What to produce: Please work out how many lines in the entries contain "Rajesh", then give that number with nothing added.

(Saved entries)
+--

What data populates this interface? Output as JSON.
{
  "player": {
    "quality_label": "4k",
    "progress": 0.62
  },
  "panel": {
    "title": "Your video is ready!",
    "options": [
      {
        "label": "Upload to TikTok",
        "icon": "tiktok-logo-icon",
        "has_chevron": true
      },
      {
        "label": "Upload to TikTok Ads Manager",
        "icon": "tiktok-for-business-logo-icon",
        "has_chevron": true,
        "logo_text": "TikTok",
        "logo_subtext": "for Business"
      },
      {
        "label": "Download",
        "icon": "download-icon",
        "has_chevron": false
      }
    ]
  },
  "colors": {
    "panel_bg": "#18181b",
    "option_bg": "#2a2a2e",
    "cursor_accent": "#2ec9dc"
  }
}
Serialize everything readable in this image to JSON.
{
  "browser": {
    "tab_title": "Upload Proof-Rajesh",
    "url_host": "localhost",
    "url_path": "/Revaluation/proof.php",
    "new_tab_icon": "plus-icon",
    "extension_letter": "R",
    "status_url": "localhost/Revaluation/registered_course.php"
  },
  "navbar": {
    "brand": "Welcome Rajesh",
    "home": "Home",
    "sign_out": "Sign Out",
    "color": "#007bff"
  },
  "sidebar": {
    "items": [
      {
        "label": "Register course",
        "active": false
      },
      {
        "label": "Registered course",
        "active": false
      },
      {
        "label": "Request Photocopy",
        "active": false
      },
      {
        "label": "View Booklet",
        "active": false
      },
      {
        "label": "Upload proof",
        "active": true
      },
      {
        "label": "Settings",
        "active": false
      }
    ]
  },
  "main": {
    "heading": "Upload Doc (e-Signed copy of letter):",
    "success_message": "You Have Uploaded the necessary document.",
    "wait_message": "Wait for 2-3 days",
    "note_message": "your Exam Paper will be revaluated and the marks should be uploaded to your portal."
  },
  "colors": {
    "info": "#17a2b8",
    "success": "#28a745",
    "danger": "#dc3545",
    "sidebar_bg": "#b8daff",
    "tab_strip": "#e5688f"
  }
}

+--

Exercise result: 2